The new, shiny, red fire tanker the Virgil Fire Department has recently received may not have its decals and insignias yet, but it will help fill the role the department needs due to its limited manpower, said Matthew Simpson, an engineer with the fire department.
The tanker, which can carry 2,500 gallons of water, was delivered to the department earlier this month and will replace an old tanker and engine, both around 20years-old, he said.
The vehicle was purchased to serve a more practical, versatile role, he said. It will be able to be a first-responding vehicle, more so since there are usually only two to five volunteer firefighters available during the day.
“We don’t have enough people to fill a six-man cab,” he said, the size of a full fire engine.

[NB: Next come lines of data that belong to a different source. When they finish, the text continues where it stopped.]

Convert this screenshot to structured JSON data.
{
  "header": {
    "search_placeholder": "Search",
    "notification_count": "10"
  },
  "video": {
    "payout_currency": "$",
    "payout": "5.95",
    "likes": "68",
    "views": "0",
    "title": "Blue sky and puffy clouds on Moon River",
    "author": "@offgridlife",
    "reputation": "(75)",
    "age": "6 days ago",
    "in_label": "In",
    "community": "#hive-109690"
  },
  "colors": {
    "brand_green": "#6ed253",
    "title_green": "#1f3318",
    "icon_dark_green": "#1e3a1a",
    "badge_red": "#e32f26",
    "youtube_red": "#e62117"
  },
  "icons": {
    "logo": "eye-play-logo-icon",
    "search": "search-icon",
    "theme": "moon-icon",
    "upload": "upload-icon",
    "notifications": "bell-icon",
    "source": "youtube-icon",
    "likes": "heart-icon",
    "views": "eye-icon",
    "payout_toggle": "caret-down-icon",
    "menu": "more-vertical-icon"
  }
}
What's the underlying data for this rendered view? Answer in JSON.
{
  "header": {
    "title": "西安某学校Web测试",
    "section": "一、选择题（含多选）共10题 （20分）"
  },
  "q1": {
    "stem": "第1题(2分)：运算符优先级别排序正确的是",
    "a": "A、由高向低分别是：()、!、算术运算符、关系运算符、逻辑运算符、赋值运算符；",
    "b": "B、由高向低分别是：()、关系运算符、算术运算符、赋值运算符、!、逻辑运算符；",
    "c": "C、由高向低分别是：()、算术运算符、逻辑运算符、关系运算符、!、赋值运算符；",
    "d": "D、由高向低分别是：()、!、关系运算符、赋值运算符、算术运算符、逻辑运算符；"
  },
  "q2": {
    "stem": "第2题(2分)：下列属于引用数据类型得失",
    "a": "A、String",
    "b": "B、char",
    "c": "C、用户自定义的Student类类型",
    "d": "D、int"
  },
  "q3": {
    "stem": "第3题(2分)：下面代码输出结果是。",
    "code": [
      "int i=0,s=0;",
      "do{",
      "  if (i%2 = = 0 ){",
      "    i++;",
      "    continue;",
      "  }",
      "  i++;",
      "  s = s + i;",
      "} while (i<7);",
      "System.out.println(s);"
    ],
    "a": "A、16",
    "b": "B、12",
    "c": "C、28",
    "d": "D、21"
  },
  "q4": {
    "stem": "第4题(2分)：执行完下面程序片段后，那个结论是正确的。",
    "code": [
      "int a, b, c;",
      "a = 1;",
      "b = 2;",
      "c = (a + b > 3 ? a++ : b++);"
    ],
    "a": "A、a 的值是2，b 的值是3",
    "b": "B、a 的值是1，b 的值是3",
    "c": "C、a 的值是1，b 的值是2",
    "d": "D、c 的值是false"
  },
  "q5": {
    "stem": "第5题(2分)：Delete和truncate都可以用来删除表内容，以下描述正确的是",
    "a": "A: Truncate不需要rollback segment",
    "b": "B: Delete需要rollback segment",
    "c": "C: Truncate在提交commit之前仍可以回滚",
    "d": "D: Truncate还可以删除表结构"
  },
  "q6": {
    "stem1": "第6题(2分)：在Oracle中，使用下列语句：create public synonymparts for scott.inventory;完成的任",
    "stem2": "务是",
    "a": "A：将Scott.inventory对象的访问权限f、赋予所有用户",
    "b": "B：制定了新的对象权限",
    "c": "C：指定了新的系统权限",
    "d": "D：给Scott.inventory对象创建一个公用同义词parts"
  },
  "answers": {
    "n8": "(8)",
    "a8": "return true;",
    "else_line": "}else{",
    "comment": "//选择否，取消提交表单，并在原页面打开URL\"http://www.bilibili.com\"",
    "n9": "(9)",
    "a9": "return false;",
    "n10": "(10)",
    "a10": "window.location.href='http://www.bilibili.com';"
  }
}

The decision to buy the smaller tanker was in part to help make the department more efficient, reducing its fleet to six vehicles, while helping fulfill the needs of being a first-responding vehicle while mutual aid arrives, Chief Adam Brown said.
“In conjunction with all the mutual aid that comes in during the day, this would be the best option for us,” he said.
Virgil Fire Chief Adam Brown said the vehicle cost around $405,000, which was all paid for by a 10-year bond and from the department’s savings account.
That broke down to about $300,000 in bonding and $105,000 in savings, said Mike Ten Kate, a Virgil fire commissioner and the code enforcement officer with Cortland’s fire department.
Brown also said town taxes would not be increased by the purchase, which has been in the planning for the last 2 1/2 years.
“The commissioners have been great strategic planners,” Brown said.
Though the engine is in the department’s possession, Ten Kate said the department is still waiting to have the decals and insignia painted on.